Secondly, this pricing pressure at the margin affects particularly those that need to sell to get out from underneath the mortgage burden. However, the decline in prices has left them stranded because now their home is worth less than what they owe on it. This is turn leads to what is called “lack of mobility” as these homeowners would like to sell in order to move to a better location for a better job, move into a rental to reduce the burden on the income or sell to downsize into something more affordable but can’t because they are literally “stuck” in their home.
This activity at the margin also affects home builder’s ability to build new homes. Not surprisingly a very weak housing market, pricing pressures between new and existing homes and very tight credit conditions is keeping new home construction at very depressed levels. This is important because new home construction is a critical component to economic recovery. Each dollar invested in building a new home has a “multiplier effect” in the overall economy of more than $4. This is why all economic recoveries in the past have been led by new home construction and a resurgence in manufacturing. Without those two components engaged a strong economic recovery is likely to remain very elusive.

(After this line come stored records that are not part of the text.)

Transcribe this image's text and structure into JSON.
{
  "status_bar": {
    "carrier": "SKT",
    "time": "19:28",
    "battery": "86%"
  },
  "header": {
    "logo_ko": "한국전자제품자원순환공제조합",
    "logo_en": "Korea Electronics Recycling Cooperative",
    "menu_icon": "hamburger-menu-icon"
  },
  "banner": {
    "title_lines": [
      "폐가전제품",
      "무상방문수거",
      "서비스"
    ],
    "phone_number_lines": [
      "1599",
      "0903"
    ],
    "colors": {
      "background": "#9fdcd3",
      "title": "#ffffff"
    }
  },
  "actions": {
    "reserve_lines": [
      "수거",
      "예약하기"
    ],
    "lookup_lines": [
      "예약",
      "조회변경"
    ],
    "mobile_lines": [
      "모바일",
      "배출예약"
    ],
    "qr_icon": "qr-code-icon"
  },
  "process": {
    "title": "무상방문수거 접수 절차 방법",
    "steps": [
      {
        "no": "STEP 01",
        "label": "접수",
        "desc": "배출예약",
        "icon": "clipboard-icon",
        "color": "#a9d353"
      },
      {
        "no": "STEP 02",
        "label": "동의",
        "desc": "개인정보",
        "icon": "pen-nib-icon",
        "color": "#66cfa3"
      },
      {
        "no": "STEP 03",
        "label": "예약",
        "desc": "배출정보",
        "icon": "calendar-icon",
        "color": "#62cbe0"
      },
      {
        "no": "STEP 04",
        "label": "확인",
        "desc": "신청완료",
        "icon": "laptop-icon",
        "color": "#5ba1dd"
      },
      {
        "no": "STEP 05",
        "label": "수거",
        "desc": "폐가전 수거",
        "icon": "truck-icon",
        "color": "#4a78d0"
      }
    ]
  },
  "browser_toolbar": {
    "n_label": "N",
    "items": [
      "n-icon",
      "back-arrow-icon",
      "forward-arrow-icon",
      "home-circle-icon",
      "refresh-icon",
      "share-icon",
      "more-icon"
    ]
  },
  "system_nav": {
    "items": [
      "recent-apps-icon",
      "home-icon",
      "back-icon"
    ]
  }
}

With housing starts and permits continuing to plumb the lows not seen in the history of the index back to 1960 the overburden of existing supply for sale and a limited number of qualified buyers will continue to keep home builders on the sidelines. Furthermore, it should not be a surprise, that there is an inverse correlation between employment and new home starts – “no job = no house.”
While recent reports have shown mild upticks in data it is important to keep it all into perspective. The ongoing credit crunch, high unemployment, lower values, excess supply and low household formation will continue to pressure real estate prices for quite some time to come. So while the media looks for its daily dose of sunshine the reality is that at the margin the changes that are occurring is driven by the supply and demand of those that have a “For Sale” sign in the lawn and those who are actively looking to buy. When prices were going parabolic it was the “idiots” that we loved for driving our home prices higher. The belief was that the cycle of higher home prices would continue indefinitely and somehow our home became an investment vehicle.
Now, the fallacy of that illusion which was caused by those at the margin has come home to roost. With more sellers than buyers in the market the supply/demand curve is skewed heavily to supply dragging prices lower. As a result all homeowners will very likely continue to experience the effects of home price deflation in urban areas. Yet, because home prices are such an emotional topic, the mainstream media and economists alike will continue to troll for nuggets of goodness. However, as individuals with a real stake in the game, we should be considering the impact of sustained depreciation on the psyche of homeowners and, in turn, the impact on the economy longer term.
About the Author
Lance Roberts is the CEO and Chief Economist for Streettalk Advisors, a registered investment management company with over $400 million assets under management. Roberts has 25+ years of experience in private banking, money management and financial services, a radio show (KSEV) in Houston, and blogs daily on macroeconomic news: http://bit.ly/Streettalk